    A play area should include numerous activities to keep children occupied. You could fill this will coloring books, comfortable chairs, video games, and cool toys. Playtime excitement is often enough to distract them from any previous fears.

    Small TVs can be installed in the appointment room to distract children while the dentist works.

  • Give them rewards
  • Incentives are an effective way to calm a child down temporarily. When children see a treat waiting for them at the end of the visit, they’ll feel more excitement than fear. Lollipops, stickers, and small toys are simple ways to incorporate rewards into your practice. 

  • Restore their choice
  • Kids often feel dental anxiety because so much seems out of their control. Helping them regain their sense of power can help children calm down. While dentists are in charge of the big decisions, kids can make simple choices. For example, if you have multiple toothpaste flavors, let the child choose the one they like. Ask the kid which color is their favorite if you have different bib colors. Because each office is unique, every dentist can find their own ways to give children more control over their visits.

    Ultimately, creating an inviting environment while being in tune with your patient’s feelings will lead to a smoother appointment. Make sure to communicate with the parent to see if they have additional helpful insights into their child.

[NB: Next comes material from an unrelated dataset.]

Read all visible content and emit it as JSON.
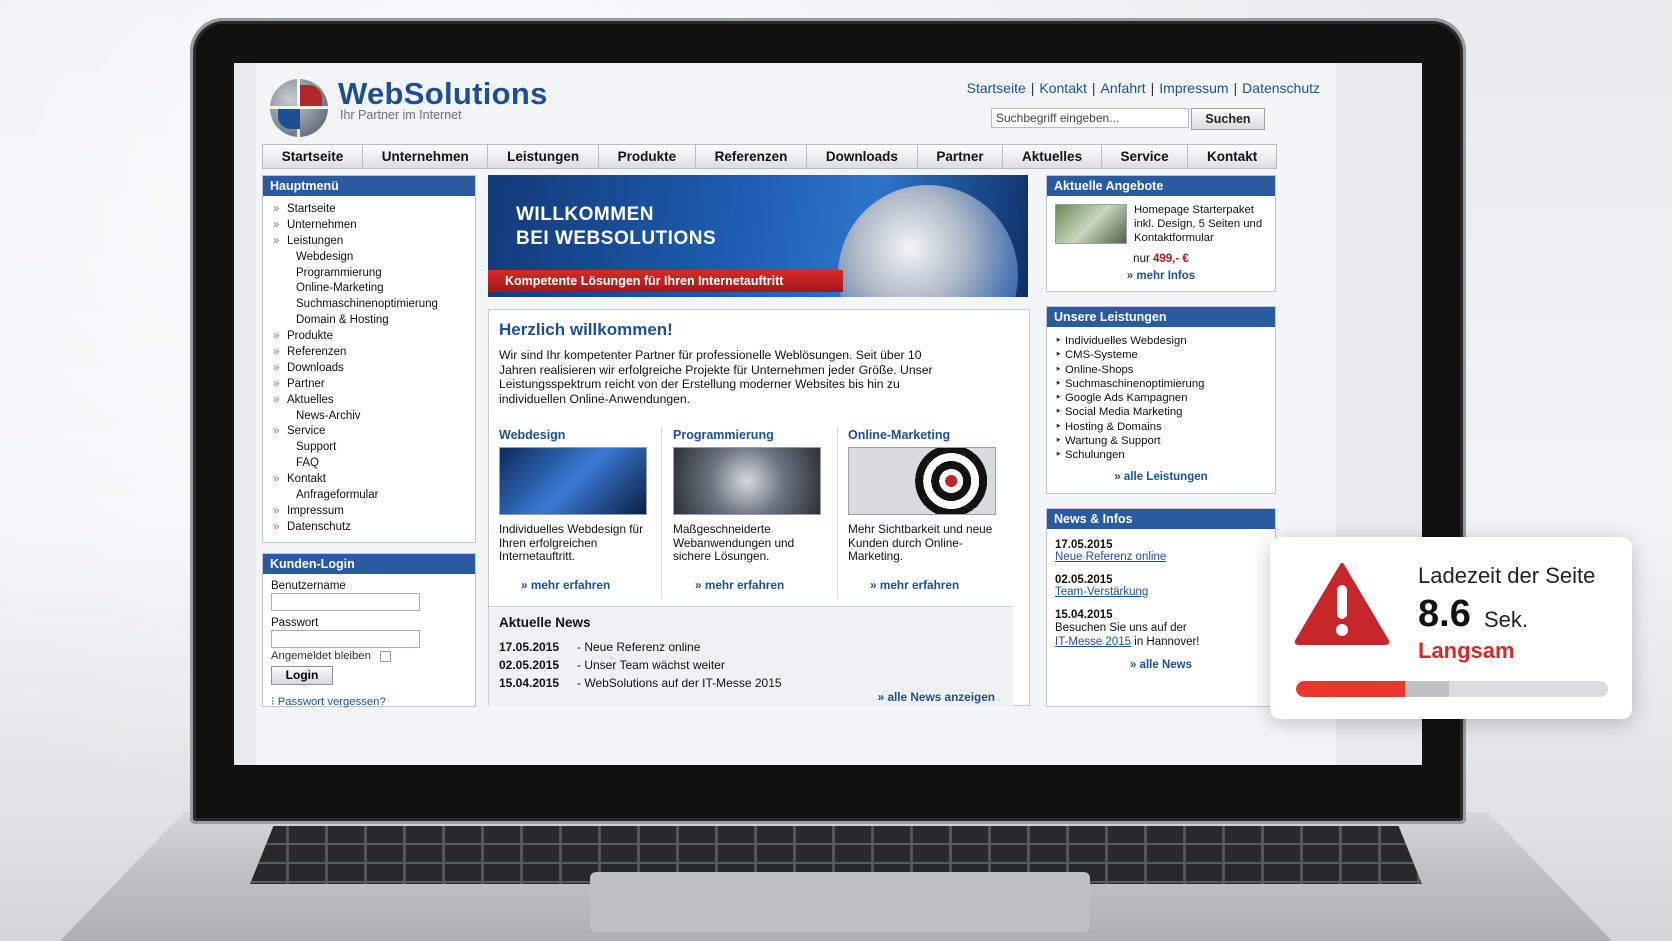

    Here are our top recommendations for keeping kids happy in the office!

    Fun pediatric masks with animal prints -

    Fun toothbrush and floss patient packs for youth -

    Crayola Neon toothbrush kids will love -

    Child On A Dentist Chair